- You can also use the pain scale to teach them when it’s time to reach out to their emergency contacts. You can tell them they can start calling or texting people even when they’re at pain level 2, to encourage them to seek help before it the problem escalates. Just make sure the emergency contacts are aware and have given consent to be on the list.
Stay in touch with their therapist or primary care provider
At the end of the day, the person that is most equipped to help your loved one manage their symptoms is their therapist and/or primary care provider. The experts are experts for a reason; they studied this for the majority of their lives, and they are up-to-the-minute on the latest research, strategies, treatment plans, medications, and developments that can truly put an end to mental health illnesses. Keep in touch with their therapist or doctor and ask them everything you’re supposed to know and what the Health Insurance Portability and Accountability Act (HIPAA) will allow them to tell you.

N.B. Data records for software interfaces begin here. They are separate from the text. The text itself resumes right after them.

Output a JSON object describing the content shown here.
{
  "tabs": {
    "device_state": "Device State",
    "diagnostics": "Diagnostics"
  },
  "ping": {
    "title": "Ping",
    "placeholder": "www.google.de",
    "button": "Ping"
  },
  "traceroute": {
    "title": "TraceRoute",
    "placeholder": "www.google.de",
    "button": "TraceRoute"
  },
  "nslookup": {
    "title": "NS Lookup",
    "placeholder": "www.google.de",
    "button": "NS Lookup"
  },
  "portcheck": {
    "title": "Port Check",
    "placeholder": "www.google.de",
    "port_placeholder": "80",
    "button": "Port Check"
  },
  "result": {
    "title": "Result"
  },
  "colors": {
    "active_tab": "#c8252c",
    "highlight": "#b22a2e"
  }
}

Don’t neglect self-care
Caring for a loved one who’s sick—whether physical, mental, or emotional—can take a toll on the caretaker’s own well-being. This is why we need to learn proper boundaries. Here are some tips for how we can also care for ourselves while navigating these circumstances:
- Remember that it’s not about you; it’s about the sufferer.
- As much as you may love your family member or friend, you are not their savior; you can only provide support and help to the best of your ability. It’s important to recognize the limits of the care you can provide. You can join support groups set up by groups like NAMI and Mental Health America.
- Seek support for yourself as well.
- Get lost in hobbies and other activities that give you joy.
Caring for a mentally ill loved one can be a lonely path to tread. Remember that because mental illnesses and disorders are more common than you think, you are not alone, and you can find support from many people who are also going through similar things. Don’t neglect yourself as you care for others too.